Of all the times for the things to go crazy at Rycroft Manor, why did it have to be during UCLA’s queer prom? Although the resident’s there are ghosts, it doesn’t mean they’re not in danger. Daphne rushes in to help but she’s not alone. Her old roommate is in tow, ready to exorcise the spirits once and for all.
There’s a lot going on in Ghosted in LA #11. It feels like the series is wrapping up, which is certainly possible, although I hope that’s not the case. Writer Sina Grace ties up a few loose ends while introducing some amazing new ideas that could catapult the comic into some intriguing places, all while building up the characters – both alive and dead. That’s pretty impressive.
Since there is so much ground to cover, things can feel a little rushed here and there. Based on the sheer volume of movement, I have to wonder if this was condensed at all. It doesn’t take away from the story though as each beat is given just enough time to sink in and resonate.
As has become tradition with Ghosted in LA, Grace also illustrates the first few pages, delving into the history of one of the characters, in this case, Agi, the head ghost at Rycroft. This opening segment strikes at the heart of the supernatural element in this series, reminding us again that we’re dealing with ghosts and demons, adding a bit of horror to the otherwise quirky and fun story.
This is amplified by a sinister ghost that comes out of the mysterious door in the basement. It’s made even more unsettling by how it’s shown on the page. It’s like a non-entity, like a shadow come to life. Light seems to gut sucked into it. Colorist Cathy Le differentiates this well from the rest of the ghosts that appear in their normal soft, peaceful blues.
Similarly, letterer DC Hopkins uses black word balloons for it while the rest of the ghosts have their traditional blues, just in case you weren’t sure which side this thing was on. The kicker though is that its words reveal a new look at Rycroft and Agi’s past that changes everything. Looks can be deceiving, folks!
Artist Siobhan Keenan does a brilliant job upping the stakes in Ghosted in LA #11. You can feel the tension as the ghosts team up to try and save Agi. The energy of their auras swirls around the page, showing how they’re putting every fiber of their being into this action.

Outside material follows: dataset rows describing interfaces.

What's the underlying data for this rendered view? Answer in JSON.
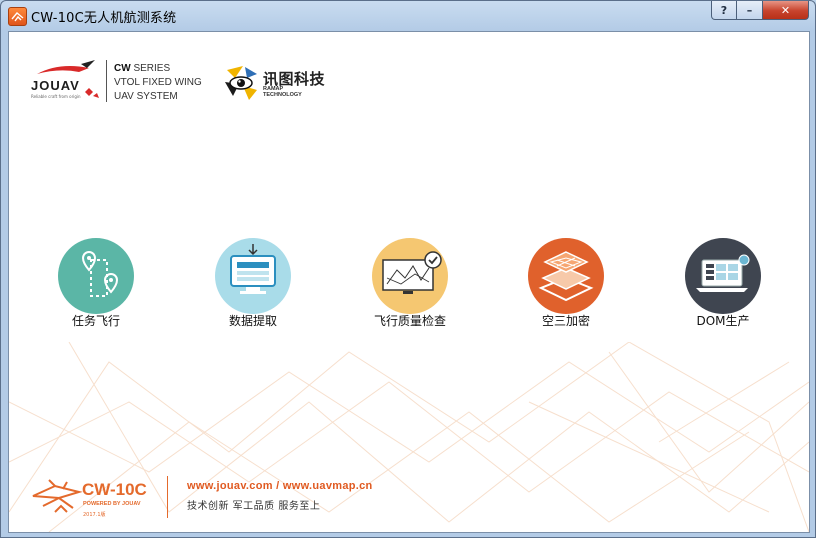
{
  "window": {
    "title": "CW-10C无人机航测系统",
    "buttons": {
      "help": "?",
      "minimize": "–",
      "close": "✕"
    }
  },
  "header": {
    "jouav": {
      "brand": "JOUAV",
      "slogan": "Reliable craft from origin"
    },
    "cw_series": {
      "line1_bold": "CW",
      "line1_rest": " SERIES",
      "line2": "VTOL FIXED WING",
      "line3": "UAV SYSTEM"
    },
    "ramap": {
      "cn": "讯图科技",
      "en1": "RAMAP",
      "en2": "TECHNOLOGY"
    }
  },
  "modules": [
    {
      "label": "任务飞行",
      "color": "#5bb6a6",
      "icon": "route-pin-icon"
    },
    {
      "label": "数据提取",
      "color": "#a9dce9",
      "icon": "monitor-download-icon"
    },
    {
      "label": "飞行质量检查",
      "color": "#f5c771",
      "icon": "quality-check-icon"
    },
    {
      "label": "空三加密",
      "color": "#e0612c",
      "icon": "aerial-triangulation-icon"
    },
    {
      "label": "DOM生产",
      "color": "#3f4550",
      "icon": "laptop-dom-icon"
    }
  ],
  "footer": {
    "product": "CW-10C",
    "powered": "POWERED BY JOUAV",
    "version": "2017.1版",
    "urls": "www.jouav.com / www.uavmap.cn",
    "slogan": "技术创新  军工品质  服务至上",
    "accent": "#e46a2c"
  }
}
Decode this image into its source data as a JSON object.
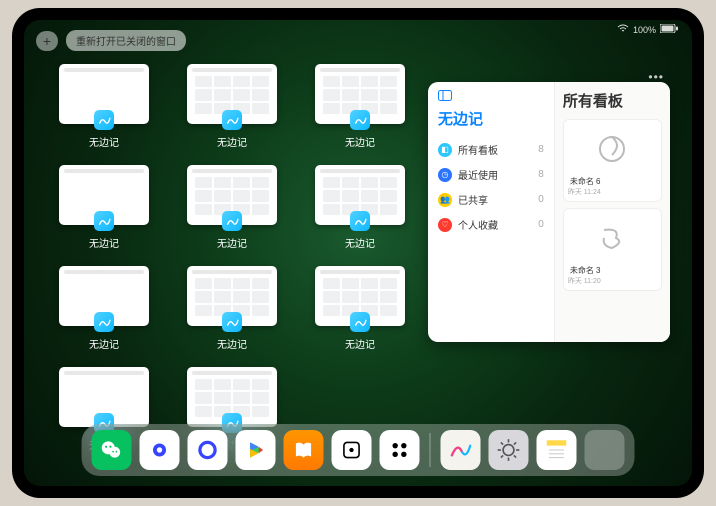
{
  "status": {
    "battery": "100%"
  },
  "topbar": {
    "reopen_label": "重新打开已关闭的窗口"
  },
  "thumbs": {
    "app_label": "无边记"
  },
  "panel": {
    "left_title": "无边记",
    "right_title": "所有看板",
    "categories": [
      {
        "label": "所有看板",
        "count": "8",
        "color": "#2dc7ff"
      },
      {
        "label": "最近使用",
        "count": "8",
        "color": "#2a74ff"
      },
      {
        "label": "已共享",
        "count": "0",
        "color": "#ffcc00"
      },
      {
        "label": "个人收藏",
        "count": "0",
        "color": "#ff3b30"
      }
    ],
    "boards": [
      {
        "name": "未命名 6",
        "date": "昨天 11:24"
      },
      {
        "name": "未命名 3",
        "date": "昨天 11:20"
      }
    ]
  },
  "dock": {
    "apps": [
      {
        "name": "wechat"
      },
      {
        "name": "quark-hd"
      },
      {
        "name": "quark"
      },
      {
        "name": "play"
      },
      {
        "name": "books"
      },
      {
        "name": "dice"
      },
      {
        "name": "dots"
      },
      {
        "name": "freeform"
      },
      {
        "name": "settings"
      },
      {
        "name": "notes"
      },
      {
        "name": "app-library"
      }
    ]
  }
}
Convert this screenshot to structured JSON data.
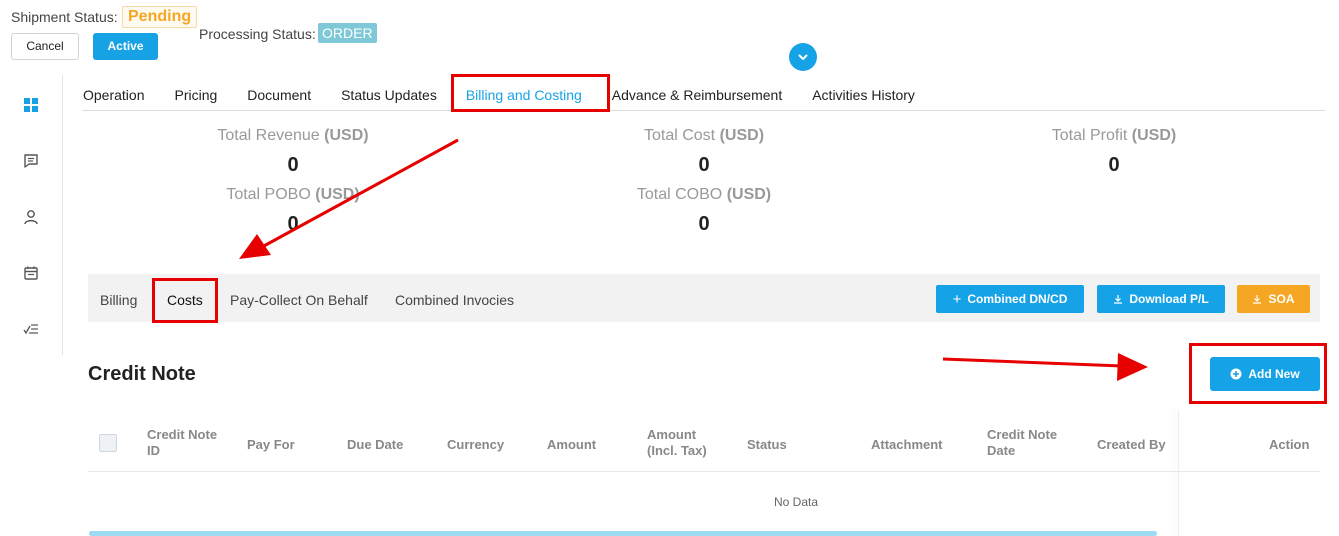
{
  "header": {
    "shipment_status_label": "Shipment Status:",
    "shipment_status_value": "Pending",
    "cancel_label": "Cancel",
    "active_label": "Active",
    "processing_status_label": "Processing Status:",
    "processing_status_value": "ORDER"
  },
  "tabs": [
    {
      "label": "Operation"
    },
    {
      "label": "Pricing"
    },
    {
      "label": "Document"
    },
    {
      "label": "Status Updates"
    },
    {
      "label": "Billing and Costing"
    },
    {
      "label": "Advance & Reimbursement"
    },
    {
      "label": "Activities History"
    }
  ],
  "totals": {
    "revenue_label": "Total Revenue",
    "revenue_unit": "(USD)",
    "revenue_value": "0",
    "cost_label": "Total Cost",
    "cost_unit": "(USD)",
    "cost_value": "0",
    "profit_label": "Total Profit",
    "profit_unit": "(USD)",
    "profit_value": "0",
    "pobo_label": "Total POBO",
    "pobo_unit": "(USD)",
    "pobo_value": "0",
    "cobo_label": "Total COBO",
    "cobo_unit": "(USD)",
    "cobo_value": "0"
  },
  "subtabs": [
    {
      "label": "Billing"
    },
    {
      "label": "Costs"
    },
    {
      "label": "Pay-Collect On Behalf"
    },
    {
      "label": "Combined Invocies"
    }
  ],
  "actions": {
    "combined_label": "Combined DN/CD",
    "download_label": "Download P/L",
    "soa_label": "SOA"
  },
  "credit_note": {
    "title": "Credit Note",
    "add_new_label": "Add New",
    "columns": {
      "id_line1": "Credit Note",
      "id_line2": "ID",
      "pay_for": "Pay For",
      "due_date": "Due Date",
      "currency": "Currency",
      "amount": "Amount",
      "amount_tax_line1": "Amount",
      "amount_tax_line2": "(Incl. Tax)",
      "status": "Status",
      "attachment": "Attachment",
      "date_line1": "Credit Note",
      "date_line2": "Date",
      "created_by": "Created By",
      "action": "Action"
    },
    "empty_text": "No Data"
  },
  "colors": {
    "accent": "#17a2e6",
    "warning": "#f5a623",
    "annotation": "#e60000"
  }
}
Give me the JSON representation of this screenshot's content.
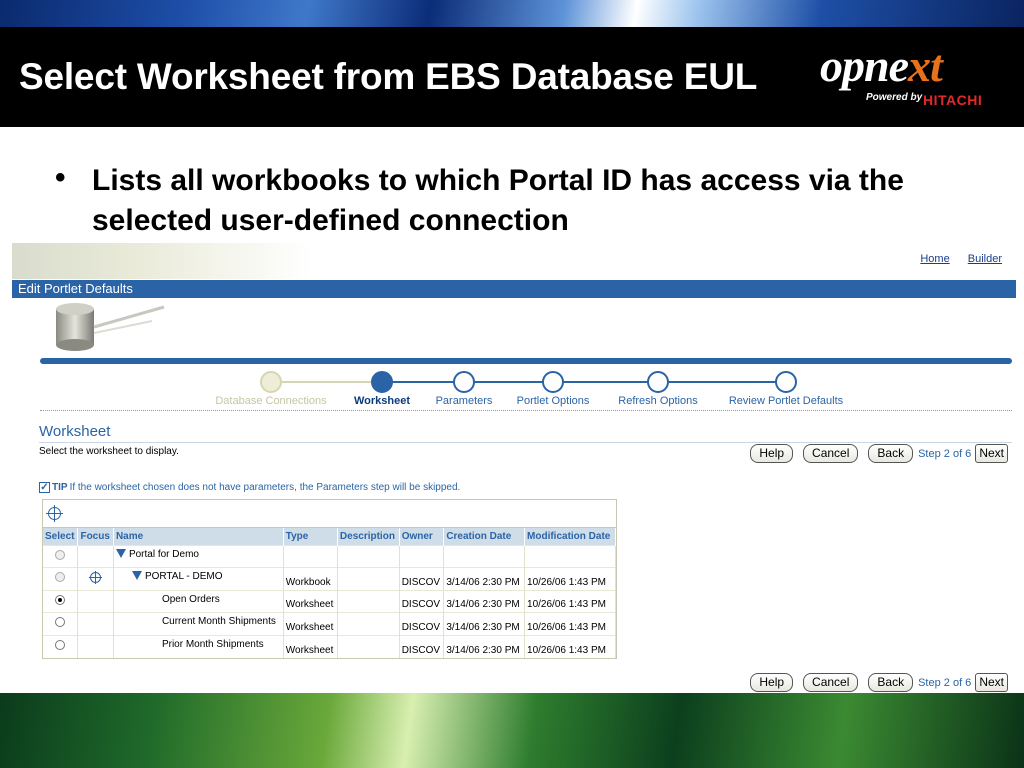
{
  "slide": {
    "title": "Select Worksheet from EBS Database EUL",
    "bullet": "Lists all workbooks to which Portal ID has access via the selected user-defined connection",
    "logo": {
      "word": "opnext",
      "powered": "Powered by",
      "brand": "HITACHI"
    }
  },
  "app": {
    "links": [
      "Home",
      "Builder"
    ],
    "portlet_title": "Edit Portlet Defaults",
    "train": [
      {
        "label": "Database Connections",
        "state": "done"
      },
      {
        "label": "Worksheet",
        "state": "current"
      },
      {
        "label": "Parameters",
        "state": "todo"
      },
      {
        "label": "Portlet Options",
        "state": "todo"
      },
      {
        "label": "Refresh Options",
        "state": "todo"
      },
      {
        "label": "Review Portlet Defaults",
        "state": "todo"
      }
    ],
    "section_title": "Worksheet",
    "instruction": "Select the worksheet to display.",
    "buttons": {
      "help": "Help",
      "cancel": "Cancel",
      "back": "Back",
      "next": "Next",
      "step": "Step 2 of 6"
    },
    "tip_label": "TIP",
    "tip_text": "If the worksheet chosen does not have parameters, the Parameters step will be skipped.",
    "table": {
      "columns": [
        "Select",
        "Focus",
        "Name",
        "Type",
        "Description",
        "Owner",
        "Creation Date",
        "Modification Date"
      ],
      "rows": [
        {
          "select": "dim",
          "focus": false,
          "indent": 0,
          "expand": true,
          "name": "Portal for Demo",
          "type": "",
          "description": "",
          "owner": "",
          "created": "",
          "modified": ""
        },
        {
          "select": "dim",
          "focus": true,
          "indent": 1,
          "expand": true,
          "name": "PORTAL - DEMO",
          "type": "Workbook",
          "description": "",
          "owner": "DISCOV",
          "created": "3/14/06 2:30 PM",
          "modified": "10/26/06 1:43 PM"
        },
        {
          "select": "on",
          "focus": false,
          "indent": 2,
          "expand": false,
          "name": "Open Orders",
          "type": "Worksheet",
          "description": "",
          "owner": "DISCOV",
          "created": "3/14/06 2:30 PM",
          "modified": "10/26/06 1:43 PM"
        },
        {
          "select": "off",
          "focus": false,
          "indent": 2,
          "expand": false,
          "name": "Current Month Shipments",
          "type": "Worksheet",
          "description": "",
          "owner": "DISCOV",
          "created": "3/14/06 2:30 PM",
          "modified": "10/26/06 1:43 PM"
        },
        {
          "select": "off",
          "focus": false,
          "indent": 2,
          "expand": false,
          "name": "Prior Month Shipments",
          "type": "Worksheet",
          "description": "",
          "owner": "DISCOV",
          "created": "3/14/06 2:30 PM",
          "modified": "10/26/06 1:43 PM"
        }
      ]
    }
  },
  "colors": {
    "accent": "#2b64a6",
    "title_bg": "#000000",
    "logo_orange": "#e8711c",
    "hitachi_red": "#e32a2a"
  }
}
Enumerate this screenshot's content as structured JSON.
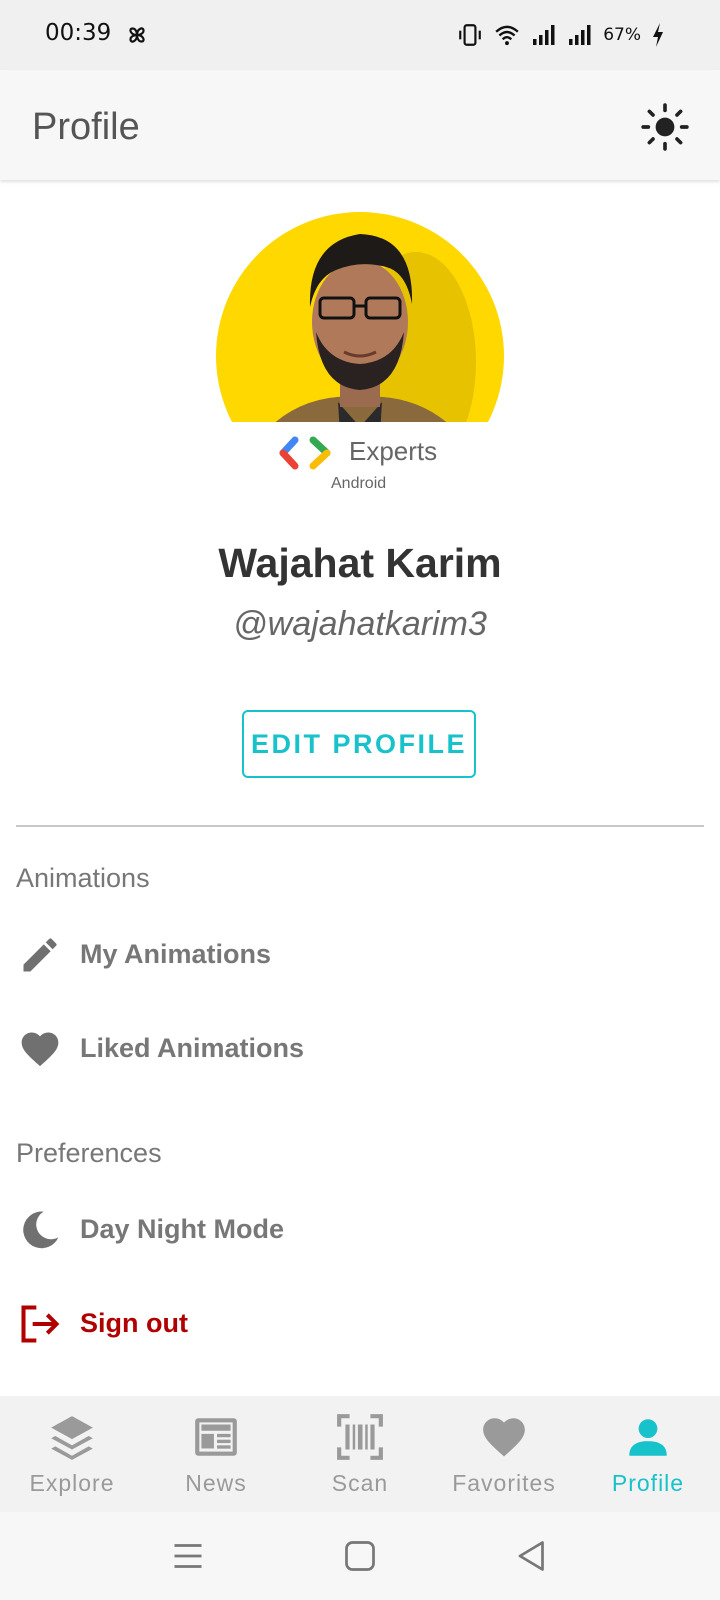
{
  "status_bar": {
    "time": "00:39",
    "battery": "67%"
  },
  "app_bar": {
    "title": "Profile",
    "theme_icon": "sun-icon"
  },
  "profile": {
    "avatar_icon": "avatar-photo",
    "badge_experts": "Experts",
    "badge_android": "Android",
    "name": "Wajahat Karim",
    "handle": "@wajahatkarim3",
    "edit_button": "EDIT PROFILE"
  },
  "sections": {
    "animations": {
      "header": "Animations",
      "items": [
        {
          "label": "My Animations",
          "icon": "pencil-icon"
        },
        {
          "label": "Liked Animations",
          "icon": "heart-icon"
        }
      ]
    },
    "preferences": {
      "header": "Preferences",
      "items": [
        {
          "label": "Day Night Mode",
          "icon": "moon-icon"
        },
        {
          "label": "Sign out",
          "icon": "sign-out-icon"
        }
      ]
    }
  },
  "bottom_nav": {
    "items": [
      {
        "label": "Explore",
        "icon": "layers-icon"
      },
      {
        "label": "News",
        "icon": "newspaper-icon"
      },
      {
        "label": "Scan",
        "icon": "barcode-scan-icon"
      },
      {
        "label": "Favorites",
        "icon": "heart-icon"
      },
      {
        "label": "Profile",
        "icon": "person-icon"
      }
    ],
    "active": "Profile"
  },
  "colors": {
    "accent": "#18c2cb",
    "danger": "#b00000",
    "avatar_bg": "#ffd800",
    "text_muted": "#777777"
  }
}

They are determined to see this through.
The characters’ facial expressions say quite a lot, conveying not just the emotion in a given scene, but a bit of comic relief. A great example of this is how Daphne struggles with a strange dagger in a heated scene, then is left with her glasses practically falling off her face right after in a shocked look.
Ghosted in LA already had a great premise and I loved how it has been explored so far. This issue takes some bold steps into what the series can become and it’s pretty awesome. It allows for a tremendous amount of growth for these characters, taking them in new and interesting directions. Who said you had to be alive to have character development? This is easily one of the best comics on the stands right now.